Wednesday, January 1, 2014

Rabbit, Rabbit

Happy New Year! I am giddysome at the tabula rasa of 2014, and the prospect of a new year of delicious food. My New Year’s resolution involves all of you, specifically posting to my blog regularly again, and exploring new flavors and foods.

In addition to kissing and Auld Lang Syne, there are a lot of food traditions to celebrate New Year’s Day. In Spain, they believe eating 12 grapes as the clock strikes midnight will bring you luck in the coming year. Turkish tradition centers on pomegranates: their bright red color is reminiscent of the heart, and the plethora of seeds denotes abundance. Southerners prepare a pot of black eyed peas, and Italians mangiano lentils; these legumes resemble coins, and the way they double in size indicates wealth in the new year. Long, unbroken noodles are symbolic of a long life in Chinese tradition, and the challenge is to eat the whole noodle in one slurp. Clementines and other round foods represent the end of one year and the beginning of the next.

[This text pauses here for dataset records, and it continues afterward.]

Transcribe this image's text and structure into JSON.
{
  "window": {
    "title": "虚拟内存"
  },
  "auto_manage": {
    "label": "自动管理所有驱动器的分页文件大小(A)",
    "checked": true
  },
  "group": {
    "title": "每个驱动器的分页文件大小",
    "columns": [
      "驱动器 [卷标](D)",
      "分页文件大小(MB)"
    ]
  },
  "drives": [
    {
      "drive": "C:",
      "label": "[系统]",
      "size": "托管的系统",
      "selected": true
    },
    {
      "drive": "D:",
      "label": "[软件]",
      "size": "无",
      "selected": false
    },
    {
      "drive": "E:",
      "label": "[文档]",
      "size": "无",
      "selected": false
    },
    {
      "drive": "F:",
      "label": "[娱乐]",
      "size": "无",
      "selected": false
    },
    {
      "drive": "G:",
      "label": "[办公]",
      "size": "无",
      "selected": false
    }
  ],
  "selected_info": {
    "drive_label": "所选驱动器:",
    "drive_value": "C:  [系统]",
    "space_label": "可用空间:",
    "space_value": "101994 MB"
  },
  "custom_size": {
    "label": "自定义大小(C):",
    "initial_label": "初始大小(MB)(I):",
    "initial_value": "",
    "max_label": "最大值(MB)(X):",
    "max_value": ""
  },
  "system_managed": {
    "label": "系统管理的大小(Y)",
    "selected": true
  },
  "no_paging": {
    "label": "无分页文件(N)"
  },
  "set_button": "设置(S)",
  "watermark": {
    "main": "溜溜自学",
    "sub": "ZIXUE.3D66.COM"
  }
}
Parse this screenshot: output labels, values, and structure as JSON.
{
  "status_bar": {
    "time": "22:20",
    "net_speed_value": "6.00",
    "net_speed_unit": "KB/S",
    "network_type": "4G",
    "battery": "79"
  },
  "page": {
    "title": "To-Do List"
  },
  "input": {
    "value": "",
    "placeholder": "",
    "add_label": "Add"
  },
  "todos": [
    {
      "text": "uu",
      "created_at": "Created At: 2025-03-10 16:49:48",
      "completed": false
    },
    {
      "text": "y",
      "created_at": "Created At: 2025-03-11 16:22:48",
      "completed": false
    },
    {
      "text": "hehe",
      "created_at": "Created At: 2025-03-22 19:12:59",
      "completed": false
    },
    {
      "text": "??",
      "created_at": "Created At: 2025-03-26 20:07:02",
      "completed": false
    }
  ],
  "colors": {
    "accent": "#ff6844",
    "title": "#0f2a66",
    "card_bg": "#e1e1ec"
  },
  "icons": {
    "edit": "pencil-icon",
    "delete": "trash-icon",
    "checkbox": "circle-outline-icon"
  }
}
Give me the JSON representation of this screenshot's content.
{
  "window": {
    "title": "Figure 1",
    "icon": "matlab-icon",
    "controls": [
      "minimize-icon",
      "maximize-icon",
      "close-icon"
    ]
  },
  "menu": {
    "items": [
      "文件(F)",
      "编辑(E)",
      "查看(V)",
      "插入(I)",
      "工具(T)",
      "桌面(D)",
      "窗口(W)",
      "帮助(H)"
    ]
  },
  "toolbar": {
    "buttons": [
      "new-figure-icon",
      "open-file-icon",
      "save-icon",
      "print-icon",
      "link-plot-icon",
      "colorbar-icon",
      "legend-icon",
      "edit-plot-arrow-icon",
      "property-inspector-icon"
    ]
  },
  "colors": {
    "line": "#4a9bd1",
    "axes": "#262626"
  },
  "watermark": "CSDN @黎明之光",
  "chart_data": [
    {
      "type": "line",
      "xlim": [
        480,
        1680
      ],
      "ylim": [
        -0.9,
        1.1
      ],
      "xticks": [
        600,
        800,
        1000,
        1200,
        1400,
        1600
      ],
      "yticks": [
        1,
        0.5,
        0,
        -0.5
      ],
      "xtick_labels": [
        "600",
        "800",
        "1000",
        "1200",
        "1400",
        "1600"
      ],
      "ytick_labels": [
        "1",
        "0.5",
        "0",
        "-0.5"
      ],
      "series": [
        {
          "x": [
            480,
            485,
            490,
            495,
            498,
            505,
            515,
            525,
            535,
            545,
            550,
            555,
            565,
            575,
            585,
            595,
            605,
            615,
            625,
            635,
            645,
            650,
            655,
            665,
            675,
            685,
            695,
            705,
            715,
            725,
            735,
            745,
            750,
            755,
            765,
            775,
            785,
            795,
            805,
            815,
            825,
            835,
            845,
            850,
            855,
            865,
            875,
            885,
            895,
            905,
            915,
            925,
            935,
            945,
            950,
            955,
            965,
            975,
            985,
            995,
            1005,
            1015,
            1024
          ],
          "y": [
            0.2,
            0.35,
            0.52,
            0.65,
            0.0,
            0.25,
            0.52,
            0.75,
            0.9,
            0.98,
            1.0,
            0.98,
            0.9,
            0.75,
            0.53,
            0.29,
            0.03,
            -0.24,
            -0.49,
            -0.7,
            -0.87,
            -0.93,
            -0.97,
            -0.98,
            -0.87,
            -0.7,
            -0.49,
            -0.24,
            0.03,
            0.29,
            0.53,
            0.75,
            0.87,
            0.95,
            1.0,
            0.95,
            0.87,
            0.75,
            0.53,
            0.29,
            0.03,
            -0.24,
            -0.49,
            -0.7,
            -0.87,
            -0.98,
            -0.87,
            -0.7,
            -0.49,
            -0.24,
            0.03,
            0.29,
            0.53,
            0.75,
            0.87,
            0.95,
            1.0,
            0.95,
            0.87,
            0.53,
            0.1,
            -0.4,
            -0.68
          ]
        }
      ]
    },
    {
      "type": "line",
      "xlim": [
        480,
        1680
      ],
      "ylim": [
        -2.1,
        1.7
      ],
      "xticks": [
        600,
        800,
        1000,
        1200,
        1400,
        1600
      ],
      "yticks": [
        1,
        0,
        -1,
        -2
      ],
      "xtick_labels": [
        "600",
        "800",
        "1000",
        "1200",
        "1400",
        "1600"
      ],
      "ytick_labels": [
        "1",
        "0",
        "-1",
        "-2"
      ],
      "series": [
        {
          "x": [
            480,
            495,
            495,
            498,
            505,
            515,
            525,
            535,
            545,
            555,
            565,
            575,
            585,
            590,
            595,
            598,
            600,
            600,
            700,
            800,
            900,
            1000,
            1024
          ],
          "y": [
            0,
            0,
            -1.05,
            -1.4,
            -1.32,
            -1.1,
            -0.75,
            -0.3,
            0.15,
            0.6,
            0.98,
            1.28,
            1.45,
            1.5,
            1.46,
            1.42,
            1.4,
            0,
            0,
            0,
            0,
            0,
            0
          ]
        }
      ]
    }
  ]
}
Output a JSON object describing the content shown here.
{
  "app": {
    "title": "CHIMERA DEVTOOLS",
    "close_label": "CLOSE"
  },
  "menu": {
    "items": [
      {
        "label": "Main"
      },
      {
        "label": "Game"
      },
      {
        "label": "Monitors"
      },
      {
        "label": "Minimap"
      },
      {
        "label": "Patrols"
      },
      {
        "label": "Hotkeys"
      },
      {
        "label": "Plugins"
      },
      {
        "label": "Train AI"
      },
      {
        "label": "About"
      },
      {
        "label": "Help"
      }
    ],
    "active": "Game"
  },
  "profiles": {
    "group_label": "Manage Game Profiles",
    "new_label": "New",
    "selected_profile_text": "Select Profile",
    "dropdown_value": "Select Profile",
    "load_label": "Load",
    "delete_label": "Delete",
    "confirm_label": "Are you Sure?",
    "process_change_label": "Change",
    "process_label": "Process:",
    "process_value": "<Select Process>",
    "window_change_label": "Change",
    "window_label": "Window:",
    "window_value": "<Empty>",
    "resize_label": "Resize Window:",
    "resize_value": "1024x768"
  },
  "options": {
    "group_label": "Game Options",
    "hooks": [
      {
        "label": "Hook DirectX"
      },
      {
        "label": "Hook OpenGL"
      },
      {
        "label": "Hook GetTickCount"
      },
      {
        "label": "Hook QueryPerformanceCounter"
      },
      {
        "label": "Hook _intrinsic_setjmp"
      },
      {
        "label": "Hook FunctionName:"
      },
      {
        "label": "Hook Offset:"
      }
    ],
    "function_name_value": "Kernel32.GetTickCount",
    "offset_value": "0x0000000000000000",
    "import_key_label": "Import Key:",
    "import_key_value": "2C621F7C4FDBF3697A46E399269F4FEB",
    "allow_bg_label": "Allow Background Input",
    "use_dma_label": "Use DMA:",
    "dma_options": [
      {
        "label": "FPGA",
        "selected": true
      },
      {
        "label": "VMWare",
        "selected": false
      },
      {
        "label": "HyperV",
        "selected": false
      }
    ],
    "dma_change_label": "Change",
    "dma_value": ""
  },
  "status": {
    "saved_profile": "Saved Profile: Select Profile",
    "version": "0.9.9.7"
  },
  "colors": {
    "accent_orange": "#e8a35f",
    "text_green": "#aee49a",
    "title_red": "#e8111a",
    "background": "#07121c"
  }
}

Yes, there are New Year’s food traditions that involve meat, but it feels like the ultimate symbolism to start your year with fresh vegetables, whole grains, and hearty legumes. These are the foods of life. These are the foods that make you feel light, energetic, and strong. I’ll be starting this new year surrounded by the people I love most, cooking a delicious meal, and reveling in the pleasure of a plant-based life. Wishing a happy, healthy New Year to all of you!